■ YOUR TASK:
Look below for lines that hold the string "icon" and copy each one.

Stored dataset items:
--- START ---

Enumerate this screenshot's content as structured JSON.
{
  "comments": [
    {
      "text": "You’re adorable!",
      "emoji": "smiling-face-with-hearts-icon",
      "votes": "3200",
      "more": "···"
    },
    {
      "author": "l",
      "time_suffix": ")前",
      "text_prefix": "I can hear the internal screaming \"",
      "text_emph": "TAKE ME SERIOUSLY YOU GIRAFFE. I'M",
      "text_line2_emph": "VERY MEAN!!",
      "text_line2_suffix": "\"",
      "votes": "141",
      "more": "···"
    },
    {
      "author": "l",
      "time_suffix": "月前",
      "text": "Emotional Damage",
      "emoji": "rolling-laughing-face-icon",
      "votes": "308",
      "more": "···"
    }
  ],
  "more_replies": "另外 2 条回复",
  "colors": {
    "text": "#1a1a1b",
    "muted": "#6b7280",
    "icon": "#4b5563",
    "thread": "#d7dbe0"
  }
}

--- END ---

■ RESULT OF THE TASK:
      "emoji": "smiling-face-with-hearts-icon",
      "emoji": "rolling-laughing-face-icon",
    "icon": "#4b5563",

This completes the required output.